◆ EXERCISE INSTRUCTIONS
In the records below, which lines include "mins"? Copy them.
SUPPLIED RECORDS below:
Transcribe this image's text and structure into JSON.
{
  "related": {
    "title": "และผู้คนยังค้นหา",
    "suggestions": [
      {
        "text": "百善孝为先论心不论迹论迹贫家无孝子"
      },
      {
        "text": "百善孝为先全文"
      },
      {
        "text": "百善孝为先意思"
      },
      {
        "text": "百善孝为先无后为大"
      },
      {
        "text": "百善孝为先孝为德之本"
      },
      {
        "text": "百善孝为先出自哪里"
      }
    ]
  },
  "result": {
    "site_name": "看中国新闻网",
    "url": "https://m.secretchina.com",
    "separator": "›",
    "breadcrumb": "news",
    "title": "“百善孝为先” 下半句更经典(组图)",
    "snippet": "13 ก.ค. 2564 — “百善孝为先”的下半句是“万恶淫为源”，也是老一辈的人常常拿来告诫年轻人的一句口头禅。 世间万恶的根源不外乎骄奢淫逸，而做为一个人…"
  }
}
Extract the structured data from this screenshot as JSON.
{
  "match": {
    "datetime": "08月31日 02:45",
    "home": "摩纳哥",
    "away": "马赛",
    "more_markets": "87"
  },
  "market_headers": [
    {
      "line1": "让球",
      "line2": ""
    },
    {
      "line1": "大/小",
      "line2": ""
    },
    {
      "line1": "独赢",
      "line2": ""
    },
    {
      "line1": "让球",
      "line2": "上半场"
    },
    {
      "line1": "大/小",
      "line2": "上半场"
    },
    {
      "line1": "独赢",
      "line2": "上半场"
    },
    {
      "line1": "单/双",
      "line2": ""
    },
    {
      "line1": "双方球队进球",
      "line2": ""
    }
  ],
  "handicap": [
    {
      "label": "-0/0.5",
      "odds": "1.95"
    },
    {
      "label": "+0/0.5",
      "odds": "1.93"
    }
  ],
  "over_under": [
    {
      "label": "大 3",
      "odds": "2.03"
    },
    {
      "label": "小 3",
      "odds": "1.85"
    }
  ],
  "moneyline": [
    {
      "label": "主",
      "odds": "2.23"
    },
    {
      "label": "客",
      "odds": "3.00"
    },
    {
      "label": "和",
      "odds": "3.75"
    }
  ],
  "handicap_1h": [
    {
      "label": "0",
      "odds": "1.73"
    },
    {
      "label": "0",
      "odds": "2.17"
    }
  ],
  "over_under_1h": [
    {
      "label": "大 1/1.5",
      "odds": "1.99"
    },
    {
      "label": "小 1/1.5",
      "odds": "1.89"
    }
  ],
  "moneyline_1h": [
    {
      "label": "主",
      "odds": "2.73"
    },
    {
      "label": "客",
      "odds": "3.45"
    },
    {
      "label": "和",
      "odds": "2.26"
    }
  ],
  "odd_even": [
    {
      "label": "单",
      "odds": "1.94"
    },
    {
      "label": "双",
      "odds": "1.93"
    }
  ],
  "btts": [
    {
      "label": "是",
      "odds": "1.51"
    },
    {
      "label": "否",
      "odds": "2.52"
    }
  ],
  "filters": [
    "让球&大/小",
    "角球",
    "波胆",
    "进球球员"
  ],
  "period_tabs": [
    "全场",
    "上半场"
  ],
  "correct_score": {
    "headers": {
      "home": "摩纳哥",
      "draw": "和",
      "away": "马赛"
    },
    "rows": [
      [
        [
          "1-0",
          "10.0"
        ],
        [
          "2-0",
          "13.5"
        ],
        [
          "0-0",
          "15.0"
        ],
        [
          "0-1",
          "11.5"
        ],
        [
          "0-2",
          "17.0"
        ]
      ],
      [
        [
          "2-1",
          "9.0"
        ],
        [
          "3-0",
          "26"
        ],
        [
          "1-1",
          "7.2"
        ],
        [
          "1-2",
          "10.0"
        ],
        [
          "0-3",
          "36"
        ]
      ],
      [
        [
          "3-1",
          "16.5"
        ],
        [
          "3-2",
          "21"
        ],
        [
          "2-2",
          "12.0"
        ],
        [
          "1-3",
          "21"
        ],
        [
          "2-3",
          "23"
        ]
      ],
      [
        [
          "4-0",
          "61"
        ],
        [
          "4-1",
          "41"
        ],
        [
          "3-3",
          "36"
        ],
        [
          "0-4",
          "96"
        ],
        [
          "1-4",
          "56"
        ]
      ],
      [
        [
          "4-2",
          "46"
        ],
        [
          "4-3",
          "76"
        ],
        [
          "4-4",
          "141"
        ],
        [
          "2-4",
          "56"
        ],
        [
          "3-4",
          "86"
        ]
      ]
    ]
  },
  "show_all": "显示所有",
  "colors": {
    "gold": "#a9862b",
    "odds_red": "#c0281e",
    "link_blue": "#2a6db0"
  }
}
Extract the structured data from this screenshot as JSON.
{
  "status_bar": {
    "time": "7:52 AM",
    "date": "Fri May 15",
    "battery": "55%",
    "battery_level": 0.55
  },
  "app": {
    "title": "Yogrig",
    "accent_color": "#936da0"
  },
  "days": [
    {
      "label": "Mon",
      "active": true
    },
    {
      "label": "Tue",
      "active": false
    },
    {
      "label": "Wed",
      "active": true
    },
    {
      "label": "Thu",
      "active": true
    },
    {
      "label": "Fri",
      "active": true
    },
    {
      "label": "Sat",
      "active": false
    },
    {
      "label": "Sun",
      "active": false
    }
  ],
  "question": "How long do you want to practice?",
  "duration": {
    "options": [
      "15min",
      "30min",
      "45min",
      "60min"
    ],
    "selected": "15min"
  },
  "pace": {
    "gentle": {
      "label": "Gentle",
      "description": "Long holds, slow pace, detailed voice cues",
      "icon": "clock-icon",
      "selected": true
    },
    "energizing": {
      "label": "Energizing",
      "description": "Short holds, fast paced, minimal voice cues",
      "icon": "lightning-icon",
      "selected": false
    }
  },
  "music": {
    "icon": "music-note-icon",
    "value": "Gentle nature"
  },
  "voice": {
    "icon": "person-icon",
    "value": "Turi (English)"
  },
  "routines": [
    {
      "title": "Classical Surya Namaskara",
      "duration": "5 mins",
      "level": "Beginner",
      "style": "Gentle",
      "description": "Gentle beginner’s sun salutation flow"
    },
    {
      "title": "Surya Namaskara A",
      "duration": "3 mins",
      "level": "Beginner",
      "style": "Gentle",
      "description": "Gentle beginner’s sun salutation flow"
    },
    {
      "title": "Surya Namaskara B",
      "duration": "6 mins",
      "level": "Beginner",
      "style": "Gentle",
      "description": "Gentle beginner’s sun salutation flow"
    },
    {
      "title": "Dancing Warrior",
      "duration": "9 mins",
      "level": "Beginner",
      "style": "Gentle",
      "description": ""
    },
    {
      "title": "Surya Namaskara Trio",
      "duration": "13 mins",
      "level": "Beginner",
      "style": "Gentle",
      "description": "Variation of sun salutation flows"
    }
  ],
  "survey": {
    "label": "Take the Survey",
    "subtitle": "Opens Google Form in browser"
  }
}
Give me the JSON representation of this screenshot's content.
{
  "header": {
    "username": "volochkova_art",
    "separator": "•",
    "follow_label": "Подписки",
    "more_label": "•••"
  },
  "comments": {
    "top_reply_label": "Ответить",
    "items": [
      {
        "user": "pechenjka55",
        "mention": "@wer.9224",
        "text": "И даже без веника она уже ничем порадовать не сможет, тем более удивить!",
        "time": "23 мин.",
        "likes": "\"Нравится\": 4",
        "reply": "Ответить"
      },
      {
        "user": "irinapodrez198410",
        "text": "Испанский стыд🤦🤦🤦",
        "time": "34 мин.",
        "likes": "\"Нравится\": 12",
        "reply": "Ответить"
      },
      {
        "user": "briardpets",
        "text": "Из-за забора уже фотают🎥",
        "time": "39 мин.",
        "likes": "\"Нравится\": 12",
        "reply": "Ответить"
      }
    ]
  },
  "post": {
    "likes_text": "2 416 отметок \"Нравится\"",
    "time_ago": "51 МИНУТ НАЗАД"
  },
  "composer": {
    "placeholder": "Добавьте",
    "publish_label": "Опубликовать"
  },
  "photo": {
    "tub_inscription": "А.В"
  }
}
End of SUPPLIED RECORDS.
◆ RESPONSE BOX
      "duration": "5 mins",
      "duration": "3 mins",
      "duration": "6 mins",
      "duration": "9 mins",
      "duration": "13 mins",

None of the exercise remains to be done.